(Collection entries)
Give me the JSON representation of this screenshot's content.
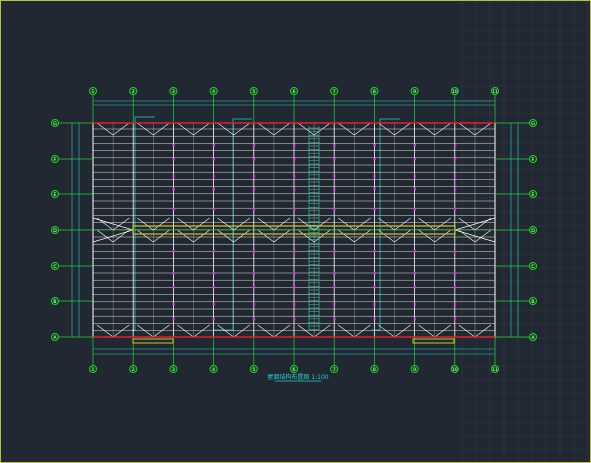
{
  "window": {
    "title": ""
  },
  "colors": {
    "background": "#222831",
    "frame_border": "#b8bf4e",
    "grid_lines": "#2f3a47",
    "axis_lines": "#23d43a",
    "beam_lines": "#ffffff",
    "dimension_lines": "#1fd0d0",
    "eave_line": "#e0202a",
    "ridge_strip": "#c8c82a",
    "bracing_marks": "#e030e0",
    "bubble_fill": "#0b5a10"
  },
  "drawing": {
    "columns": [
      "1",
      "2",
      "3",
      "4",
      "5",
      "6",
      "7",
      "8",
      "9",
      "10",
      "11"
    ],
    "rows": [
      "G",
      "F",
      "E",
      "D",
      "C",
      "B",
      "A"
    ],
    "title": "屋面结构布置图 1:100"
  }
}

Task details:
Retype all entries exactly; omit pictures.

Solution for this task:
Give me the JSON representation of this screenshot's content.
{
  "window": {
    "title": ""
  },
  "colors": {
    "background": "#222831",
    "frame_border": "#b8bf4e",
    "grid_lines": "#2f3a47",
    "axis_lines": "#23d43a",
    "beam_lines": "#ffffff",
    "dimension_lines": "#1fd0d0",
    "eave_line": "#e0202a",
    "ridge_strip": "#c8c82a",
    "bracing_marks": "#e030e0",
    "bubble_fill": "#0b5a10"
  },
  "drawing": {
    "columns": [
      "1",
      "2",
      "3",
      "4",
      "5",
      "6",
      "7",
      "8",
      "9",
      "10",
      "11"
    ],
    "rows": [
      "G",
      "F",
      "E",
      "D",
      "C",
      "B",
      "A"
    ],
    "title": "屋面结构布置图 1:100"
  }
}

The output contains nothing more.